Concerns About the Lottery

A lottery is a game in which people pay a small sum of money to have the chance to win a much larger sum of money. The prize money can range from small items to cars and houses. The game is a popular pastime among many individuals, and it contributes billions of dollars to the economy every year. Despite the low odds of winning, many people continue to play and hope that they will be one of the lucky few who will win big.

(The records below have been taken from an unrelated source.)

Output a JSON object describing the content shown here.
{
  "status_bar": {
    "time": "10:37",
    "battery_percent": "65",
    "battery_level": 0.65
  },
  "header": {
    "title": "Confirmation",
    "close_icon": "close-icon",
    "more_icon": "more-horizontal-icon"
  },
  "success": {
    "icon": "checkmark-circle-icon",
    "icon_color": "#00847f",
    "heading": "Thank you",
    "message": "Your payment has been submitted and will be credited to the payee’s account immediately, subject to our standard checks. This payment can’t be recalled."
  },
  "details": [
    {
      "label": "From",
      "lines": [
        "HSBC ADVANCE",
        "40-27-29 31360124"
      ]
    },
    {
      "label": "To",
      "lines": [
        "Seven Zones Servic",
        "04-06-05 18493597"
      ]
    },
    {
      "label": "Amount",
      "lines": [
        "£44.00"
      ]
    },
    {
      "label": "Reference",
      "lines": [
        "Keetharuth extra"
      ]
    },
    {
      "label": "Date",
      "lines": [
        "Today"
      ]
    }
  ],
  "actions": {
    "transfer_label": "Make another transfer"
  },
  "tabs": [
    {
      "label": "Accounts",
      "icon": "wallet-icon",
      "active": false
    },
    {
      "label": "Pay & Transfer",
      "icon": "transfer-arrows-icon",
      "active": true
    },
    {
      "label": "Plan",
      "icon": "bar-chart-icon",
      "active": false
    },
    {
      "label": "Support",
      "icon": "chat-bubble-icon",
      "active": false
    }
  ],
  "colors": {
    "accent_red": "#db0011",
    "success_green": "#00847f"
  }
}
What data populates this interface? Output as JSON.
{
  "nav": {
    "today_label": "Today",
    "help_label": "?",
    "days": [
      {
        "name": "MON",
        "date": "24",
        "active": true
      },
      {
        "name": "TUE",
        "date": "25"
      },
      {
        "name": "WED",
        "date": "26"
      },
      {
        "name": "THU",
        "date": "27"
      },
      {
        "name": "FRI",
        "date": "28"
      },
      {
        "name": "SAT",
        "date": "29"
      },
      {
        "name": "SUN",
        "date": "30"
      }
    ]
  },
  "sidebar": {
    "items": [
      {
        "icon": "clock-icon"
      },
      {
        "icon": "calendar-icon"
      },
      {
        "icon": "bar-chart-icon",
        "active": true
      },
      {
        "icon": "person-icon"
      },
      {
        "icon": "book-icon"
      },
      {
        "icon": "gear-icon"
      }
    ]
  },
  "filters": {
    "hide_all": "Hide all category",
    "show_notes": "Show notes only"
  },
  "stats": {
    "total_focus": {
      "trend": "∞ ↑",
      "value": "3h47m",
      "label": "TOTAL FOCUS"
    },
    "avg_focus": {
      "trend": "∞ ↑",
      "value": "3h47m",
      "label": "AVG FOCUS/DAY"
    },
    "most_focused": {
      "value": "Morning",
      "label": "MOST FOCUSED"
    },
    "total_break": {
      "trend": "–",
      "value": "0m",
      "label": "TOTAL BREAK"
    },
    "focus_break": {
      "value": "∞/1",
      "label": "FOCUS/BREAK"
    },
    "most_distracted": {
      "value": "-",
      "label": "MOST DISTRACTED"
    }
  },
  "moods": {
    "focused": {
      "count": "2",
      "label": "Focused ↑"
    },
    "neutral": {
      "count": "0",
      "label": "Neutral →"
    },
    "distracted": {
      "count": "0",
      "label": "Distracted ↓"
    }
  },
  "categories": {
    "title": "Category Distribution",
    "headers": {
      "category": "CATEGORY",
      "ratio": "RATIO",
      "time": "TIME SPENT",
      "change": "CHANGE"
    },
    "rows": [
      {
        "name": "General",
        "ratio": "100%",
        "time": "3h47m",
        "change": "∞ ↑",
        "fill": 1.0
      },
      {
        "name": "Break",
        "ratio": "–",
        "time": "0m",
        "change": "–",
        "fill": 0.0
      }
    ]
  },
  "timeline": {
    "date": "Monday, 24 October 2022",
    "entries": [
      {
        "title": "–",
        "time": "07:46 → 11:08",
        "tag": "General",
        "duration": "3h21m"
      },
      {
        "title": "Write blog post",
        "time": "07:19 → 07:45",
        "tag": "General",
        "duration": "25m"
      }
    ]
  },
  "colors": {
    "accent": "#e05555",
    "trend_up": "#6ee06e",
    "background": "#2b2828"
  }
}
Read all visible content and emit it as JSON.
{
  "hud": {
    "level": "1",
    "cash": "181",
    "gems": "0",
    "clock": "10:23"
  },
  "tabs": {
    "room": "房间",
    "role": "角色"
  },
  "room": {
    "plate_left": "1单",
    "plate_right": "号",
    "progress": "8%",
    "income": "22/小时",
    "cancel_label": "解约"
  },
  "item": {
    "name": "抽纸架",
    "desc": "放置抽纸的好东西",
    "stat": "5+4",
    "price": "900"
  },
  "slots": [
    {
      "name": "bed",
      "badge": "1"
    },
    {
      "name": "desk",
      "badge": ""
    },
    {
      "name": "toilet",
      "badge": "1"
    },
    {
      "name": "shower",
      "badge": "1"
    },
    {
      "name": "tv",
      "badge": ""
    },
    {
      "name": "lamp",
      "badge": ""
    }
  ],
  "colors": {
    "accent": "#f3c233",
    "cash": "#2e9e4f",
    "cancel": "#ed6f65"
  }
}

Lottery is an ancient practice involving the drawing of lots to determine ownership and other rights. It was also used to award prizes for religious festivals, civic celebrations, and public works projects such as canals and roads. The practice was widespread throughout the world during the seventeenth century, and it helped fund many colonial ventures in America. Colonists built colleges, libraries, churches, and other public buildings with lottery proceeds. The first American lottery was created in 1612, and it helped finance the Jamestown settlement, which was the first permanent British colony in America.

While the lottery has proven to be a very popular way to raise funds for public use, there are several concerns associated with it. For one, state governments have become dependent on lottery revenues, which are often viewed as a painless form of taxation. As a result, pressures are always present to increase the size of the prizes offered. Moreover, the proliferation of different games is also problematic. These new forms of gambling require more marketing and promotion, which may lead to negative consequences for the poor and problem gamblers.

Most states have some type of lottery, and some even run national ones. The most successful are those that have a high degree of transparency and accountability. They also have a clear vision of their mission, which is usually to raise money for education, public services, and infrastructure. In addition, they have strong partnerships with local businesses and organizations.

Another concern about the lottery is that it is often promoted as an alternative to higher taxes or cuts in public spending. This argument is effective in the short term, but it is not necessarily valid over the long term. In fact, studies show that lottery popularity is not related to a state’s fiscal health.

A common mistake is to pick lottery numbers based on significant dates like birthdays or anniversaries. While these numbers are easy to remember, they can actually make it more difficult to win the jackpot because there is a greater chance of other people picking the same numbers. Choosing random numbers or buying Quick Picks can help you avoid this trap. Alternatively, you can use a calculator to help you choose your numbers. This will give you a more accurate picture of your chances of winning the lottery.